EXERCISE DETAILS
Every line of the records below that holds the word "cloud" should be copied out.

• • • •

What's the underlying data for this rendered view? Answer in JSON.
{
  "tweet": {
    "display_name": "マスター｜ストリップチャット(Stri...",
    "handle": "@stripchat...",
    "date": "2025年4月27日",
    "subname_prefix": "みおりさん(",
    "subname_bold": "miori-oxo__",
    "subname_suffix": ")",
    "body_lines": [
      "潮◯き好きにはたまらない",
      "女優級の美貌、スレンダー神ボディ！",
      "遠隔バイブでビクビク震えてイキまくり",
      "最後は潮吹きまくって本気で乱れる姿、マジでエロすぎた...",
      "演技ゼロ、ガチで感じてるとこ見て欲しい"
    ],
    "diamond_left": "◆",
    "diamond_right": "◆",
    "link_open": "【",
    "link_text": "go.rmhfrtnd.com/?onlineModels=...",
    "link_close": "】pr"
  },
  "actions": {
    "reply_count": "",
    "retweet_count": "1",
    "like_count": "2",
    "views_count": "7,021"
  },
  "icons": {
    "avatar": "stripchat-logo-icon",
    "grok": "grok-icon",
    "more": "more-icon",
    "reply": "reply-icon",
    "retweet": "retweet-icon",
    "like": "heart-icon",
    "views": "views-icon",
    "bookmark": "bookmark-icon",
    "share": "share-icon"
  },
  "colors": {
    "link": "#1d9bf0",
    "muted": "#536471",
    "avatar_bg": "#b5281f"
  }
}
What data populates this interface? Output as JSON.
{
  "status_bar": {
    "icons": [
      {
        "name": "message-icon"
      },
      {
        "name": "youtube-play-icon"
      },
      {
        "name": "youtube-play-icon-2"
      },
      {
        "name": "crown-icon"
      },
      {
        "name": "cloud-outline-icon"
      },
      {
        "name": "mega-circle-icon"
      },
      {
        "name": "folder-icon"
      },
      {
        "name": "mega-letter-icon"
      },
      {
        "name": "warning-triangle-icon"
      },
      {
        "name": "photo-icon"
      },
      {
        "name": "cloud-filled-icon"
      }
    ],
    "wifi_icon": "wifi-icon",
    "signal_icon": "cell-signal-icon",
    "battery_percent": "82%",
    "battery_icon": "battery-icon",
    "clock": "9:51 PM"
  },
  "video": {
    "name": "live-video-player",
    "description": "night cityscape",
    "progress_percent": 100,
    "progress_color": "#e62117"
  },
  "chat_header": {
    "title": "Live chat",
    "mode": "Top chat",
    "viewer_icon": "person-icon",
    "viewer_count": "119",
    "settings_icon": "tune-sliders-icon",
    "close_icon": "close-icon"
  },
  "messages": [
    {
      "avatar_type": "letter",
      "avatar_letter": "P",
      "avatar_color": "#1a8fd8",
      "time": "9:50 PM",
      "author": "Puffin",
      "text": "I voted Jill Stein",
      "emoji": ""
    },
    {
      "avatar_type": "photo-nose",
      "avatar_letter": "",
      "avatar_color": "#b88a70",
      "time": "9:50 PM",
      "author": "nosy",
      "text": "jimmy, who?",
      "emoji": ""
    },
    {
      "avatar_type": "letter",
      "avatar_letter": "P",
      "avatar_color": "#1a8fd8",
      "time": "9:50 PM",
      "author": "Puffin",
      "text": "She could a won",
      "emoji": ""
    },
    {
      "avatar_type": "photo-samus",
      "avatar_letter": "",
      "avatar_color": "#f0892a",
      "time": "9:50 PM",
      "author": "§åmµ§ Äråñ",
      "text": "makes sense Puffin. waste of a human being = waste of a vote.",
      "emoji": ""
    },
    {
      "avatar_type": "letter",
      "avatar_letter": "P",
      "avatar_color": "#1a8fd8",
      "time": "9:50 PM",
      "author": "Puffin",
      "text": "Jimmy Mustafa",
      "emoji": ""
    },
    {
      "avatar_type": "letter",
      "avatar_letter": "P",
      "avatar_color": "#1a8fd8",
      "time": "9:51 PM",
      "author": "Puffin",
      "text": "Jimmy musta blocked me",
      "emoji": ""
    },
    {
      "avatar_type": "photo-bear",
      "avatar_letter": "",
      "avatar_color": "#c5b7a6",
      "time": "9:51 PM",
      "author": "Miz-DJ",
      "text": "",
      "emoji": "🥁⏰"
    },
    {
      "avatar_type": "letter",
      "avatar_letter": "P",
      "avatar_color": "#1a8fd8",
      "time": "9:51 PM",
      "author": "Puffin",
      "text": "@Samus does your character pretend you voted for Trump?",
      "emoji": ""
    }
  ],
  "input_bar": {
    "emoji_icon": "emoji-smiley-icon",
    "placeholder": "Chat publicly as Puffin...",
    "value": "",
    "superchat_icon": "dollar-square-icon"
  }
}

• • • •

WRITTEN ANSWER
        "name": "cloud-outline-icon"
        "name": "cloud-filled-icon"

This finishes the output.